(Data shown Opens)

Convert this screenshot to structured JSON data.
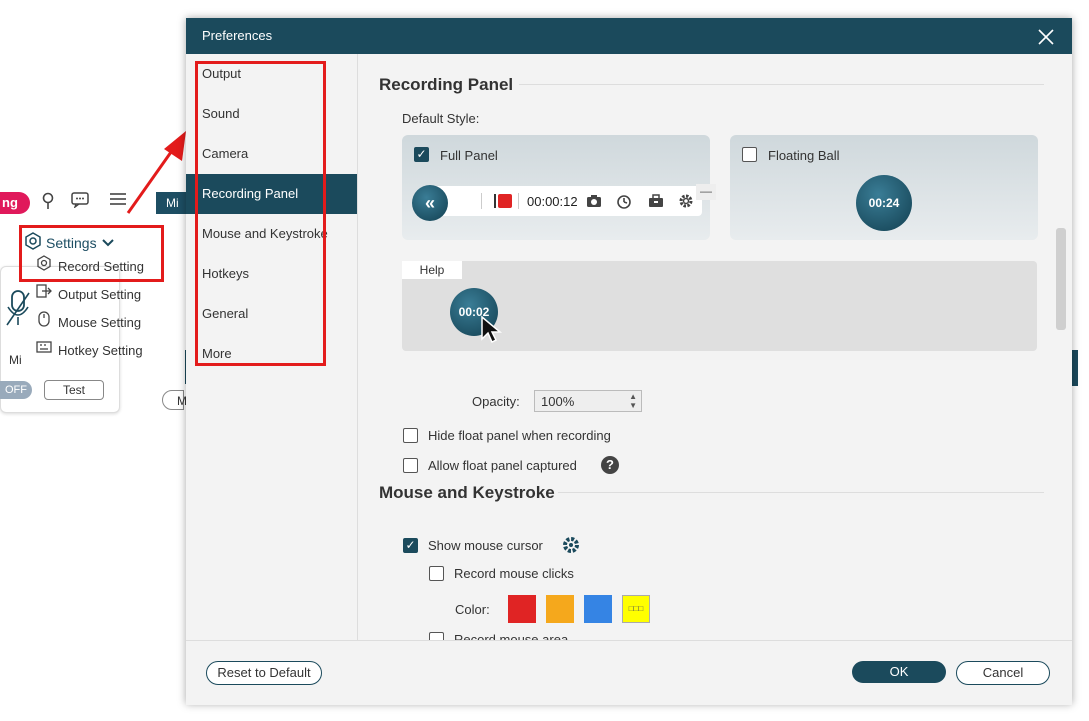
{
  "bg_app": {
    "record_badge": "ng",
    "mini_label": "Mi",
    "settings_label": "Settings",
    "menu": [
      "Record Setting",
      "Output Setting",
      "Mouse Setting",
      "Hotkey Setting"
    ],
    "mic_label": "Mi",
    "off_label": "OFF",
    "test_label": "Test",
    "m_label": "M"
  },
  "dialog": {
    "title": "Preferences",
    "nav": [
      "Output",
      "Sound",
      "Camera",
      "Recording Panel",
      "Mouse and Keystroke",
      "Hotkeys",
      "General",
      "More"
    ],
    "active_nav": "Recording Panel",
    "recording_panel": {
      "heading": "Recording Panel",
      "default_style_label": "Default Style:",
      "full_panel_label": "Full Panel",
      "full_panel_checked": true,
      "floating_ball_label": "Floating Ball",
      "floating_ball_checked": false,
      "panel_time": "00:00:12",
      "ball_time": "00:24",
      "help_label": "Help",
      "help_ball_time": "00:02",
      "opacity_label": "Opacity:",
      "opacity_value": "100%",
      "hide_float_label": "Hide float panel when recording",
      "allow_captured_label": "Allow float panel captured"
    },
    "mouse_keystroke": {
      "heading": "Mouse and Keystroke",
      "show_cursor_label": "Show mouse cursor",
      "show_cursor_checked": true,
      "record_clicks_label": "Record mouse clicks",
      "color_label": "Color:",
      "colors": [
        "#e02424",
        "#f5a81c",
        "#3584e4",
        "#ffff00"
      ],
      "record_area_label": "Record mouse area"
    },
    "footer": {
      "reset_label": "Reset to Default",
      "ok_label": "OK",
      "cancel_label": "Cancel"
    }
  },
  "colors": {
    "accent": "#1b4a5c",
    "highlight_box": "#e31b1b",
    "record_pill": "#e0195b"
  }
}
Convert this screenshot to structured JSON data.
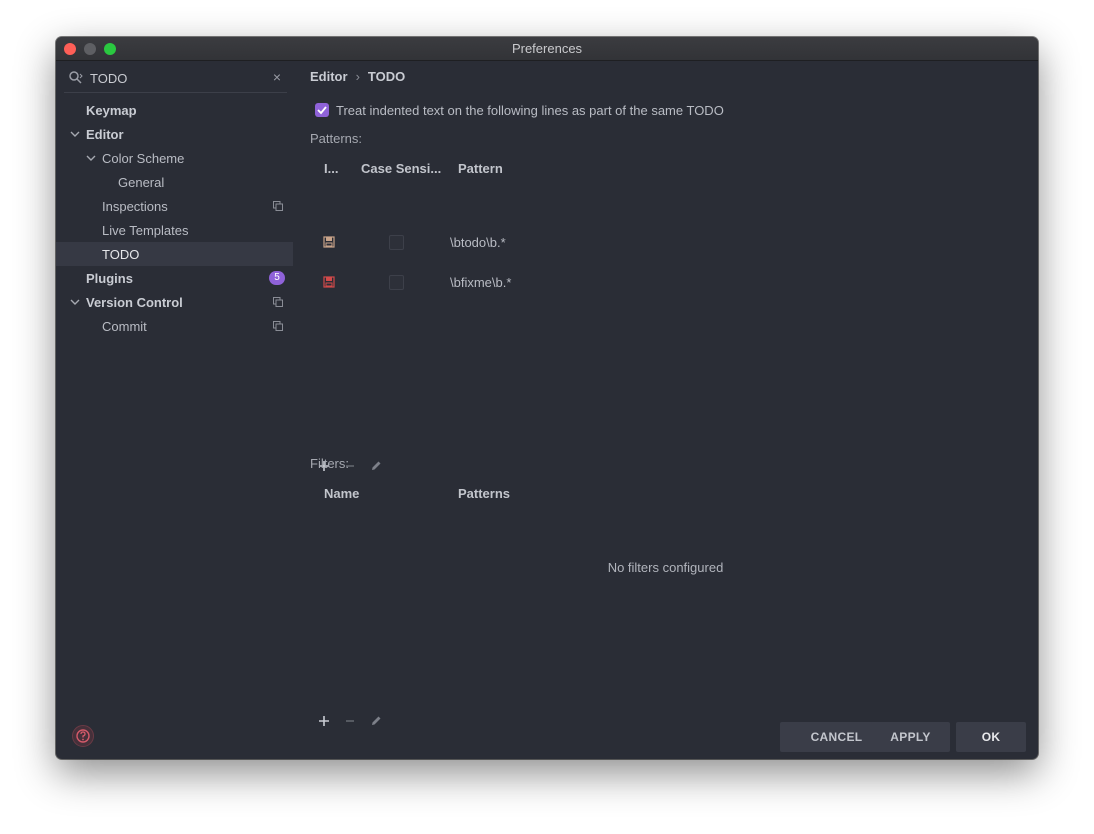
{
  "window": {
    "title": "Preferences"
  },
  "sidebar": {
    "search": {
      "value": "TODO",
      "clear": "×"
    },
    "items": [
      {
        "label": "Keymap"
      },
      {
        "label": "Editor"
      },
      {
        "label": "Color Scheme"
      },
      {
        "label": "General"
      },
      {
        "label": "Inspections"
      },
      {
        "label": "Live Templates"
      },
      {
        "label": "TODO"
      },
      {
        "label": "Plugins",
        "badge": "5"
      },
      {
        "label": "Version Control"
      },
      {
        "label": "Commit"
      }
    ]
  },
  "breadcrumb": {
    "parent": "Editor",
    "separator": "›",
    "current": "TODO"
  },
  "options": {
    "treat_indented_label": "Treat indented text on the following lines as part of the same TODO",
    "treat_indented_checked": true
  },
  "patterns": {
    "label": "Patterns:",
    "columns": [
      "I...",
      "Case Sensi...",
      "Pattern"
    ],
    "rows": [
      {
        "pattern": "\\btodo\\b.*",
        "case_sensitive": false,
        "icon_color": "#c9a48a"
      },
      {
        "pattern": "\\bfixme\\b.*",
        "case_sensitive": false,
        "icon_color": "#d24a4a"
      }
    ]
  },
  "filters": {
    "label": "Filters:",
    "columns": [
      "Name",
      "Patterns"
    ],
    "empty_message": "No filters configured"
  },
  "buttons": {
    "cancel": "CANCEL",
    "apply": "APPLY",
    "ok": "OK"
  },
  "colors": {
    "accent": "#8f62d9",
    "background": "#2a2d36",
    "button": "#3a3d48"
  }
}
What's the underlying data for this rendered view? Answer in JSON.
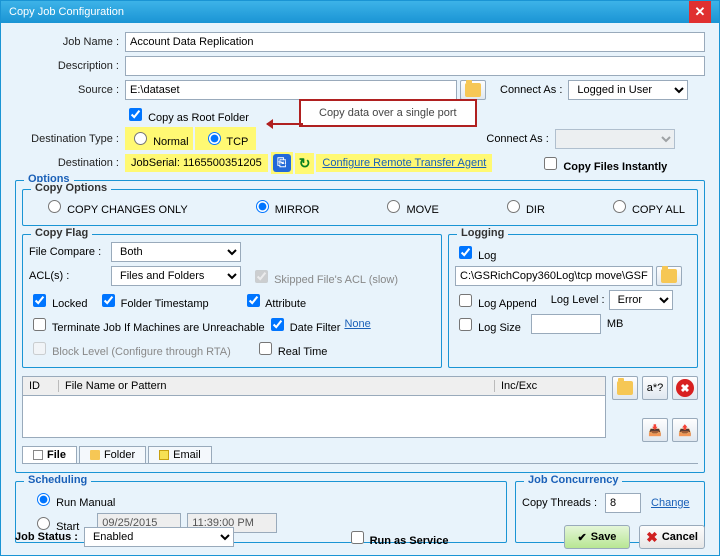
{
  "window": {
    "title": "Copy Job Configuration"
  },
  "labels": {
    "jobName": "Job Name :",
    "description": "Description :",
    "source": "Source :",
    "connectAs": "Connect As :",
    "copyAsRoot": "Copy as Root Folder",
    "destType": "Destination Type :",
    "normal": "Normal",
    "tcp": "TCP",
    "destination": "Destination :",
    "jobSerial": "JobSerial: 1165500351205",
    "configRemote": "Configure Remote Transfer Agent",
    "copyInstantly": "Copy Files Instantly",
    "options": "Options",
    "copyOptions": "Copy Options",
    "copyChanges": "COPY CHANGES ONLY",
    "mirror": "MIRROR",
    "move": "MOVE",
    "dir": "DIR",
    "copyAll": "COPY ALL",
    "copyFlag": "Copy Flag",
    "fileCompare": "File Compare :",
    "acls": "ACL(s) :",
    "skippedAcl": "Skipped File's ACL (slow)",
    "locked": "Locked",
    "folderTs": "Folder Timestamp",
    "attribute": "Attribute",
    "terminate": "Terminate Job If Machines are Unreachable",
    "dateFilter": "Date Filter",
    "none": "None",
    "blockLevel": "Block Level (Configure through RTA)",
    "realTime": "Real Time",
    "logging": "Logging",
    "log": "Log",
    "logAppend": "Log Append",
    "logLevel": "Log Level :",
    "logSize": "Log Size",
    "mb": "MB",
    "colId": "ID",
    "colFile": "File Name or Pattern",
    "colInc": "Inc/Exc",
    "tabFile": "File",
    "tabFolder": "Folder",
    "tabEmail": "Email",
    "scheduling": "Scheduling",
    "runManual": "Run Manual",
    "start": "Start",
    "jobConcur": "Job Concurrency",
    "copyThreads": "Copy Threads :",
    "change": "Change",
    "jobStatus": "Job Status :",
    "runService": "Run as Service",
    "save": "Save",
    "cancel": "Cancel",
    "hiddenPattern": "a*?"
  },
  "values": {
    "jobName": "Account Data Replication",
    "description": "",
    "source": "E:\\dataset",
    "connectAs1": "Logged in User",
    "connectAs2": "",
    "fileCompare": "Both",
    "acls": "Files and Folders",
    "logPath": "C:\\GSRichCopy360Log\\tcp move\\GSF",
    "logLevel": "Error",
    "logSize": "",
    "date": "09/25/2015",
    "time": "11:39:00 PM",
    "copyThreads": "8",
    "jobStatus": "Enabled"
  },
  "annotation": "Copy data over a single port"
}
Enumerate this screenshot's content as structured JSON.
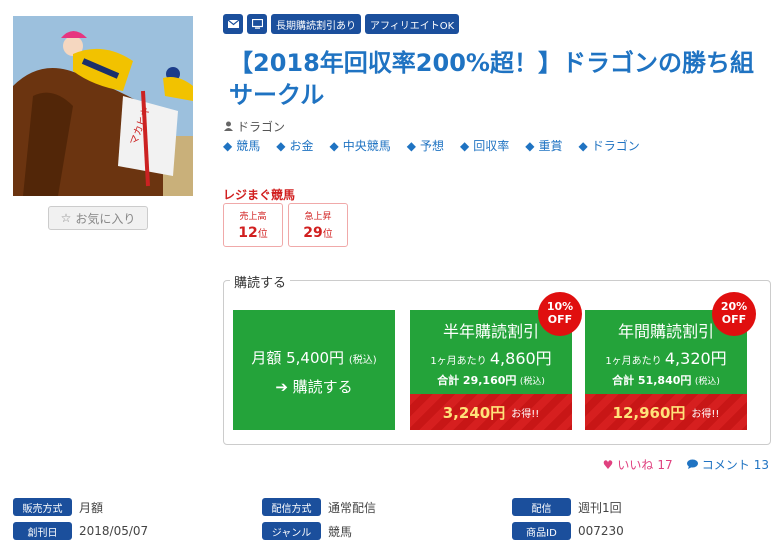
{
  "badges": [
    "長期購読割引あり",
    "アフィリエイトOK"
  ],
  "badge_icons": [
    "mail-icon",
    "monitor-icon"
  ],
  "favorite": {
    "label": "お気に入り"
  },
  "title": "【2018年回収率200%超！】ドラゴンの勝ち組サークル",
  "author": "ドラゴン",
  "tags": [
    "競馬",
    "お金",
    "中央競馬",
    "予想",
    "回収率",
    "重賞",
    "ドラゴン"
  ],
  "ranking": {
    "heading": "レジまぐ競馬",
    "items": [
      {
        "label": "売上高",
        "value": "12",
        "unit": "位"
      },
      {
        "label": "急上昇",
        "value": "29",
        "unit": "位"
      }
    ]
  },
  "subscribe": {
    "legend": "購読する",
    "monthly": {
      "price": "月額 5,400円",
      "tax": "(税込)",
      "buy": "購読する"
    },
    "half": {
      "title": "半年購読割引",
      "per_label": "1ヶ月あたり",
      "per_price": "4,860円",
      "total": "合計 29,160円",
      "tax": "(税込)",
      "saving": "3,240円",
      "otoku": "お得!!",
      "off_pct": "10%",
      "off": "OFF"
    },
    "year": {
      "title": "年間購読割引",
      "per_label": "1ヶ月あたり",
      "per_price": "4,320円",
      "total": "合計 51,840円",
      "tax": "(税込)",
      "saving": "12,960円",
      "otoku": "お得!!",
      "off_pct": "20%",
      "off": "OFF"
    }
  },
  "social": {
    "like_label": "いいね",
    "like_count": "17",
    "comment_label": "コメント",
    "comment_count": "13"
  },
  "meta": [
    {
      "label": "販売方式",
      "value": "月額"
    },
    {
      "label": "配信方式",
      "value": "通常配信"
    },
    {
      "label": "配信",
      "value": "週刊1回"
    },
    {
      "label": "創刊日",
      "value": "2018/05/07"
    },
    {
      "label": "ジャンル",
      "value": "競馬"
    },
    {
      "label": "商品ID",
      "value": "007230"
    }
  ],
  "thumbnail": {
    "saddle_text": "マカヒキ"
  },
  "colors": {
    "accent": "#1f73c2",
    "badge": "#1b4f9c",
    "green": "#24a33a",
    "red": "#d61f1f"
  }
}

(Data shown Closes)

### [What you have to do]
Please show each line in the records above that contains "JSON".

### [Completed exercise]
Convert this screenshot to structured JSON data.
Convert this screenshot to structured JSON data.
What's the underlying data for this rendered view? Answer in JSON.
Enumerate this screenshot's content as structured JSON.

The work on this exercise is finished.